What you should do: Filter out every line below that lacks "Checkout", and copy the rest.

Records shown:
######

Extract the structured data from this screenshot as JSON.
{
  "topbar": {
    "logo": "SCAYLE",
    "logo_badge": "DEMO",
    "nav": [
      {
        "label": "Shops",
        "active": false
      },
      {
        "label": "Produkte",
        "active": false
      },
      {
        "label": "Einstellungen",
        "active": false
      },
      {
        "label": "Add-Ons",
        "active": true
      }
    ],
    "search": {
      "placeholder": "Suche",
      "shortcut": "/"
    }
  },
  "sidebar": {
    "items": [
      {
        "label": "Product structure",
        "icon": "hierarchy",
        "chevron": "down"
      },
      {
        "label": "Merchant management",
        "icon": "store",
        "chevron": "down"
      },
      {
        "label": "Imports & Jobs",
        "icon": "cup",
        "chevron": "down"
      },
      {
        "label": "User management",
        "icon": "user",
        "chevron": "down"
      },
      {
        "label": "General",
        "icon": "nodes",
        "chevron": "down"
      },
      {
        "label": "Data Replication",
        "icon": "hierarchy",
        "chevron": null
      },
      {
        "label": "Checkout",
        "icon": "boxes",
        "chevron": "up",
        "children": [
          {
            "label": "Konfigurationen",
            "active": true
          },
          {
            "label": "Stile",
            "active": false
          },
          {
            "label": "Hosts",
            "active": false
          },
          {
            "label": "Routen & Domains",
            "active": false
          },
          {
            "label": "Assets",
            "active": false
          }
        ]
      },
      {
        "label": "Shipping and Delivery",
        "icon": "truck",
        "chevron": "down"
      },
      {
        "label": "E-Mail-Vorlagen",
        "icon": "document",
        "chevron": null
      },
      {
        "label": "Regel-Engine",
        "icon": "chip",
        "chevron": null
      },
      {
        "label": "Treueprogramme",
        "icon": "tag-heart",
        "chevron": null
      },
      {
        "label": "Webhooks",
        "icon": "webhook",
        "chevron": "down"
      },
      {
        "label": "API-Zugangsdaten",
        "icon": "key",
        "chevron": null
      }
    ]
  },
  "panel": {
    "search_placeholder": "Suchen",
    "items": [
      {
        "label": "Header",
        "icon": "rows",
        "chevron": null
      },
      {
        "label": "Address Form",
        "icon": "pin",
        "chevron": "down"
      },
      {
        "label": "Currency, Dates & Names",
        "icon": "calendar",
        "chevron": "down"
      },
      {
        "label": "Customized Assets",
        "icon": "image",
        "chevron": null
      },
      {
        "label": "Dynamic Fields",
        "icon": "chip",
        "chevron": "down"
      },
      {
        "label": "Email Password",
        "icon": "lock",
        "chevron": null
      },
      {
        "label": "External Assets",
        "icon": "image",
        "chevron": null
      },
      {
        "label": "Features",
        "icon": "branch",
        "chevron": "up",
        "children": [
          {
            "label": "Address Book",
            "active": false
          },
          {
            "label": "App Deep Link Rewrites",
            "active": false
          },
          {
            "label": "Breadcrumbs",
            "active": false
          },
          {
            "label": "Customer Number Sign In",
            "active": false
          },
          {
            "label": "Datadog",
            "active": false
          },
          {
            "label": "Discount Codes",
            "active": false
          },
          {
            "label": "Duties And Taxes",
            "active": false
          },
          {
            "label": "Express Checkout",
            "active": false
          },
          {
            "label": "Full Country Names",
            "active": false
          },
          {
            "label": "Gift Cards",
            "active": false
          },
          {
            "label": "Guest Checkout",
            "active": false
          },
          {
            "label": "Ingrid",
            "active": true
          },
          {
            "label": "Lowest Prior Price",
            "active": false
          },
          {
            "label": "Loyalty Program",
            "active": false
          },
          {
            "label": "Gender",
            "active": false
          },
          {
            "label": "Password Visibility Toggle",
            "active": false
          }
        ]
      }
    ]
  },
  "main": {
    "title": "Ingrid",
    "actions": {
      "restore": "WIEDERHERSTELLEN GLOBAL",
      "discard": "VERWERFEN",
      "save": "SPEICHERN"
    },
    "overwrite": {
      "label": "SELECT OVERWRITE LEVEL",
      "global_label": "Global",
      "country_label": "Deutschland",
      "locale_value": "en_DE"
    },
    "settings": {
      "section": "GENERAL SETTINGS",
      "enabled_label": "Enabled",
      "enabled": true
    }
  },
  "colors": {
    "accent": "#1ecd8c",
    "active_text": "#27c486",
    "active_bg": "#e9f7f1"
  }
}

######

Solution to this problem:
        "label": "Checkout",
            "label": "Express Checkout",
            "label": "Guest Checkout",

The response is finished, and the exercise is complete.